Every line with the string "true" should be copied from the data.

__Data records for software interfaces__.
'''
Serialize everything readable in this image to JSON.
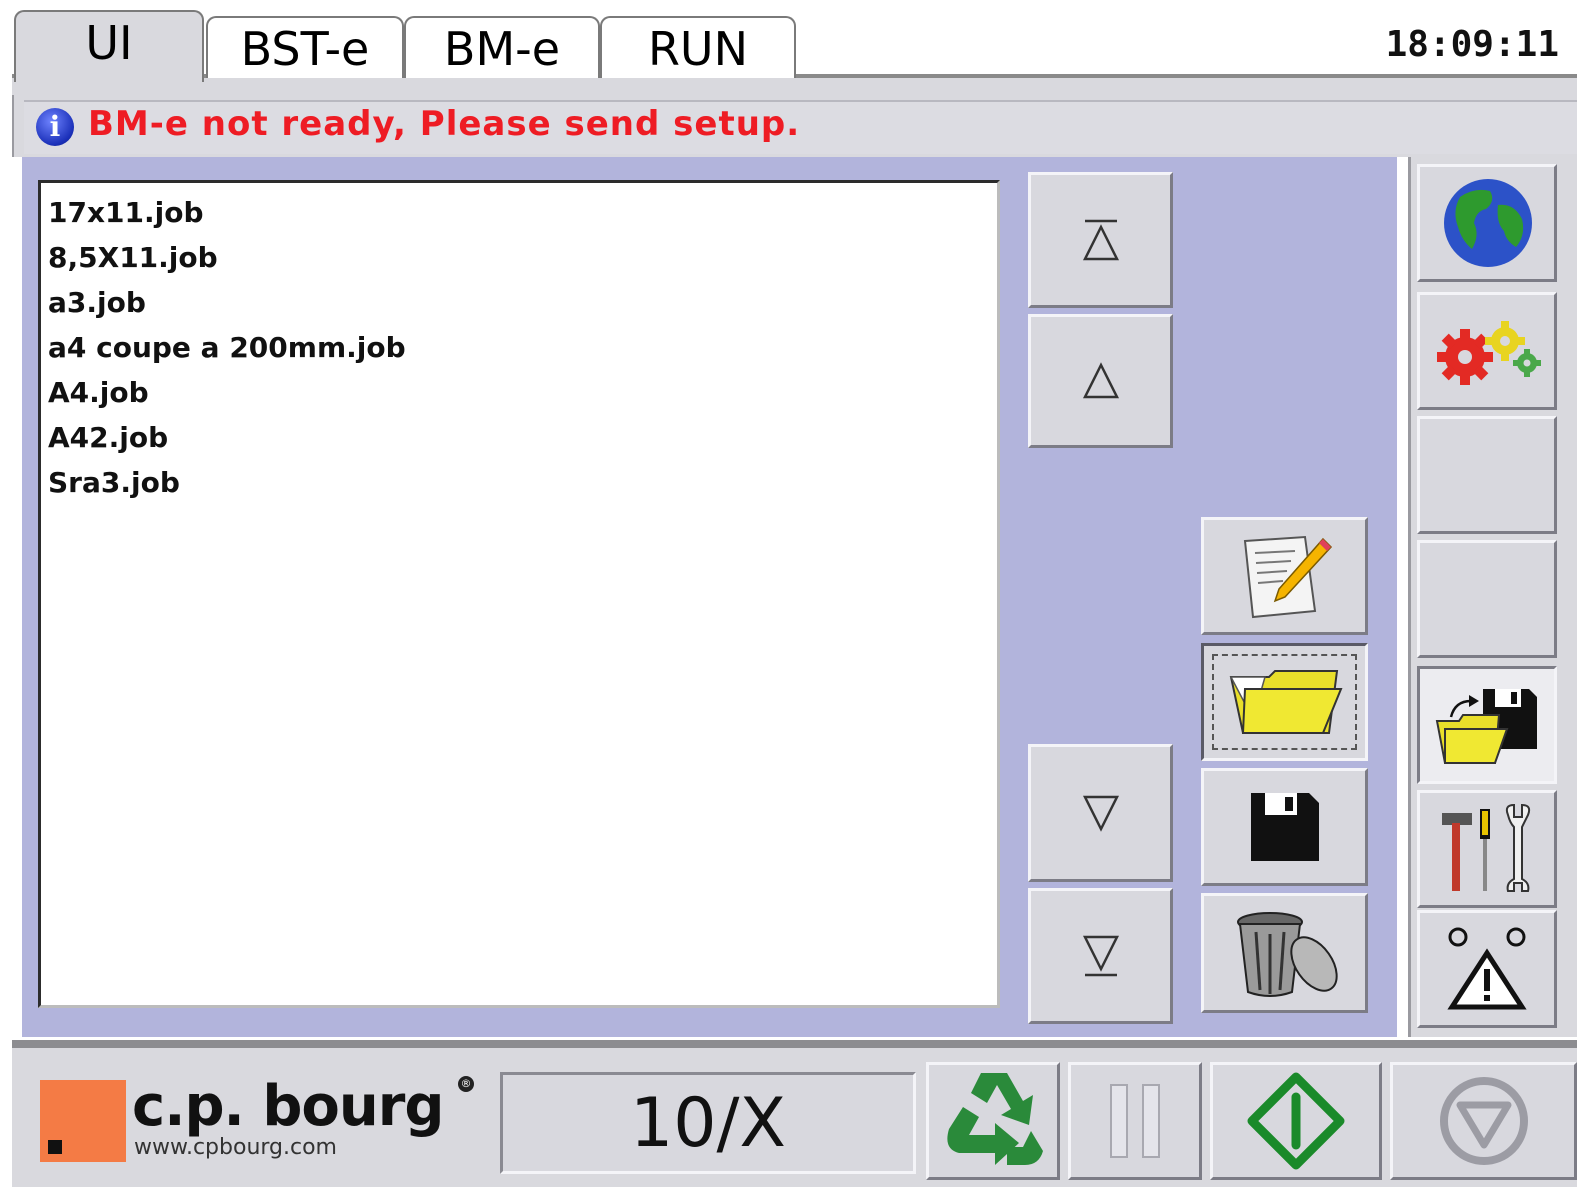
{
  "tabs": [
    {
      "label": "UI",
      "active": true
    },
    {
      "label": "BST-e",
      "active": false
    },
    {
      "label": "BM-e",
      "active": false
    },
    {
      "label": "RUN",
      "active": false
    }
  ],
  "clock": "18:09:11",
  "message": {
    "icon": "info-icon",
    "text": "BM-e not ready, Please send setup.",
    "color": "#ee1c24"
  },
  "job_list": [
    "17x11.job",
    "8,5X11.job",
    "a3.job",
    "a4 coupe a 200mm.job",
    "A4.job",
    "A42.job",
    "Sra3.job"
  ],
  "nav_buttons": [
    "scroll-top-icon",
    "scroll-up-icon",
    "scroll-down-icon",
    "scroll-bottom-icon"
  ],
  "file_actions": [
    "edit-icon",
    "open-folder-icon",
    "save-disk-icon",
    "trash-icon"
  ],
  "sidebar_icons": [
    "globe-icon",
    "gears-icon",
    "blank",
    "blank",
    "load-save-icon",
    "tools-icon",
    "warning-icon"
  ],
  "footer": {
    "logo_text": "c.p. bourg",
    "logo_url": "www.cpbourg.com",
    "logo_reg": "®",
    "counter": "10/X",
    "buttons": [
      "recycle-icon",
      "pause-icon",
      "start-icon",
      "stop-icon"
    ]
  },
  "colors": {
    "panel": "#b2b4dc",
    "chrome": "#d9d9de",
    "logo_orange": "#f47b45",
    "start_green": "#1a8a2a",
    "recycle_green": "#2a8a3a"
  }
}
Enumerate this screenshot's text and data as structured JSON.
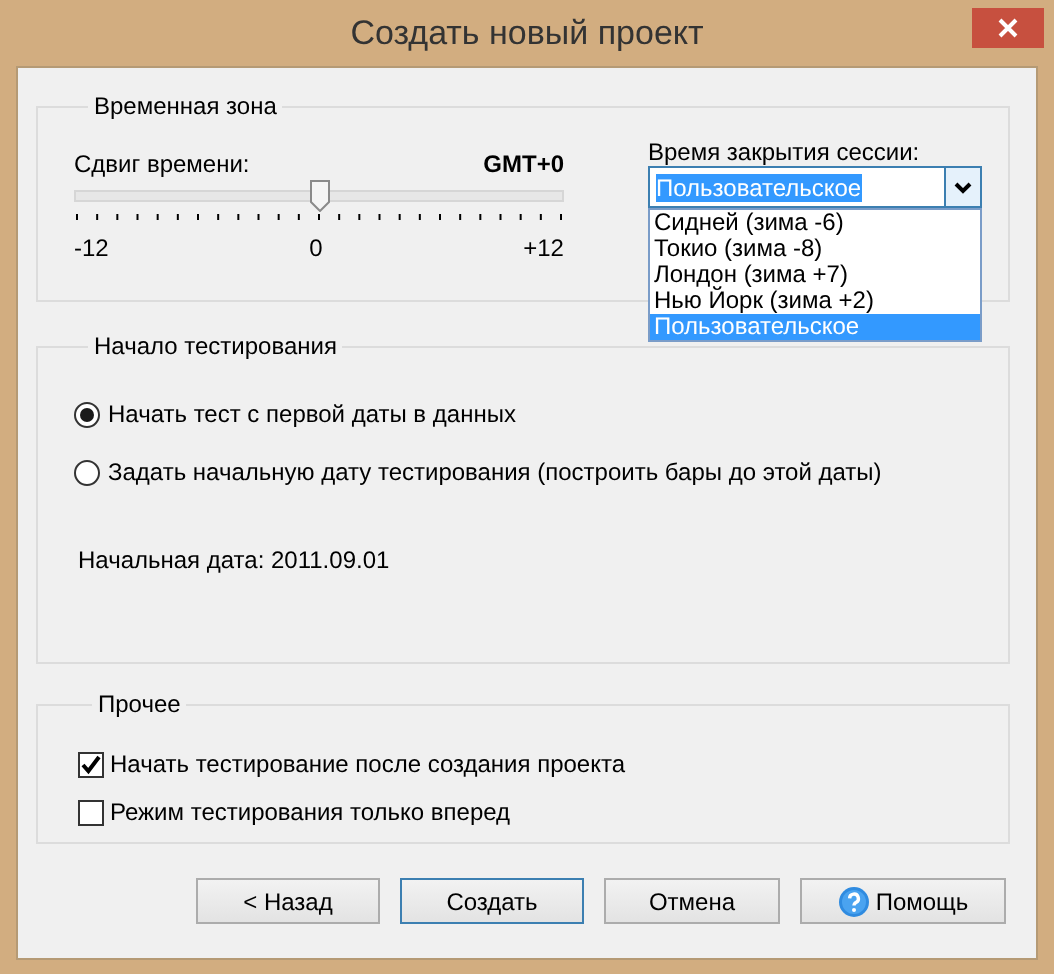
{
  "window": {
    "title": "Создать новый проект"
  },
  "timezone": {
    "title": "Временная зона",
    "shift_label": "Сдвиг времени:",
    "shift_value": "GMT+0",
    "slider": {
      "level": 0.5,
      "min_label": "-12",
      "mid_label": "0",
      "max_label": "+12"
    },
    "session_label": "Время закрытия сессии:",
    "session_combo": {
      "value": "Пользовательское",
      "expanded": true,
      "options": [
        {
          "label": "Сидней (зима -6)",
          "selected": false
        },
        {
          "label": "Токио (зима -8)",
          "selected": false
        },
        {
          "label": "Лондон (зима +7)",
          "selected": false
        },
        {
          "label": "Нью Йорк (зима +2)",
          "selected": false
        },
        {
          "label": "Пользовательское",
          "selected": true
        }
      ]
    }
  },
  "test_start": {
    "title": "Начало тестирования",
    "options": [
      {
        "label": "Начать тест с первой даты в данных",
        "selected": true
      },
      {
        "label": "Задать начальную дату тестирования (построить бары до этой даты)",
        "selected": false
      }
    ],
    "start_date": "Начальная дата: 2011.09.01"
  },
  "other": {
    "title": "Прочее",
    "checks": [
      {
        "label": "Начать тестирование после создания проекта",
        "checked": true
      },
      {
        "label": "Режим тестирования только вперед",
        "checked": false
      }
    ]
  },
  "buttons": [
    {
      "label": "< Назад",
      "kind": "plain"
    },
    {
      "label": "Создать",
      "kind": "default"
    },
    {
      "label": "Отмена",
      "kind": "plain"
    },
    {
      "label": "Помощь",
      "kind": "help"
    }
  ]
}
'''
__Response to this exercise__.
      "active": true
      "expanded": true,
          "selected": true
        "selected": true
        "checked": true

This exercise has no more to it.